In this way, many people who would like to make themselves financially stable are scared into avoiding assistance services, because we are required to plan to leave the safety net of disability benefits, regardless of whether or not our condition has improved. Income, rather than illness, really determines if you are disabled in the U.S.

Meanwhile, the stigma that disable people are somehow cheating everyone else out of "hard earned" money (as if disability is "easy" money) by inflammatory articles like this one from Forbes, "How Americans Game the $200 Billion a Year Disability Industrial Complex" This title makes you think that people on disability make $200 Billion a year, but that's just not true. It's the Disability Industrial Complex that's worth $200 Billion. That number is not an entitlement. It's an asset value! And what's with the word "Game"? What an explosive word to use, nevermind that it ignores all the facts!!

There is some hope on the horizon. The ABLE Act would allow those on SSI to create health savings accounts and not be limited to $2,000 in assets. This is especially important to children on disability as they grow older. If you're disabled as a child, you've never paid into Social Security because you've never worked. Therefore you're on SSI and limited to never owning more than $2,000 in assets. Mind you, the estimated cost of raising a disabled child is around $1,000,000. Basically the government has said to disabled children: Don't ever try. You were born at the bottom and you will stay at the bottom. A disability should not create a class system in this society, but that's exactly what we've done.

Let's change this!

Tuesday, October 7, 2014

Father, Welcome to My World

My father has leukemia. It is not the fast-moving kind, so there is a blessing in that. People can live for decades with this type of leukemia, and the doctors don't suggest anything should be done at this time. Still, he's frightened, and is now required to see a doctor every six months to check it. He's also already experienced doctor misdiagnosis, as they ordered a colonoscopy seeing a "mass" that was actually one of his own organs. Regardless, they terrified the poor man. He was sure they were going to tell him it was doom. And after going on that medical emotional roller coaster, he understand me and my struggles even more.

I've been sort of poo-poo'ed throughout my illness by both my parents, though my father has been consistently more supportive (my mother calls me names). Now, I have someone else going through what I've been through first-hand. It's different when you almost die and you have over a week in the hospital as the doctors piece you back together. That type of experience does change a person, and does make you immediately assume all other news you receive is going to be just as fatal or near fatal.

He understands me now.

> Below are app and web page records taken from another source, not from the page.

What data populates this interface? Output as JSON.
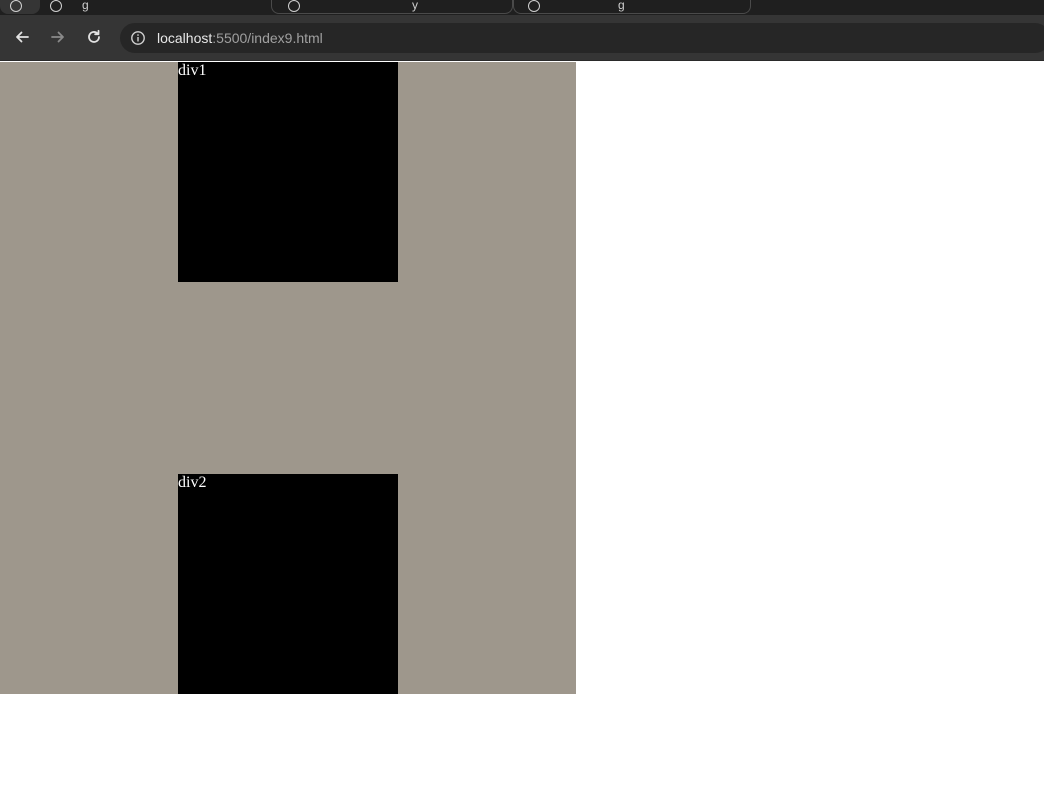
{
  "browser": {
    "tabs": [
      {
        "label": "g"
      },
      {
        "label": "y"
      },
      {
        "label": "g"
      }
    ],
    "address_bar": {
      "host": "localhost",
      "rest": ":5500/index9.html"
    },
    "icons": {
      "back": "arrow-left-icon",
      "forward": "arrow-right-icon",
      "reload": "reload-icon",
      "site_info": "info-icon"
    }
  },
  "page": {
    "colors": {
      "container_bg": "#9e978c",
      "box_bg": "#000000",
      "box_text": "#ffffff"
    },
    "div1": {
      "label": "div1"
    },
    "div2": {
      "label": "div2"
    }
  }
}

He understands my need to say, "I love you," at the end of every call, because it may be the last time, and he says it first now. He understands how hard I've been working, and he supports my decision to not try and return to full-time work. He's going to support me as long as he can. I'm doing my best to make my own future, and he thinks I have a good idea, and that I should follow my dream. (This from the man who I had to fight to get my education, education that he gave my sister for free... he's always felt guilty about that.)

And he's depressed now. He's struggling. And I get it. It's difficult to have hope for a bright future when the bullet has already left the gun, and it's just a matter of time before it strikes you down. I get that. And I get how painful it is as the disease ravages you, unchecked. He has a harsh future ahead of him, even with all his recovery from the stroke, and that's difficult to know. There is a freedom in knowing what has caused your suffering, if you've been hurting for years and no one can tell you why. It's different when you just think you're growing old, and find out, oh, no... it's far worse than that.

I am doing the best I can to help him, though we have a good laugh at some of my poorer attempts. His eyes have been opened to a grim reality, so I understand that it's not so easy. My heart goes out to him. I know from experience how difficult this road is.

And though I hate that my father is now a part of this club, it's nice to not be so alone...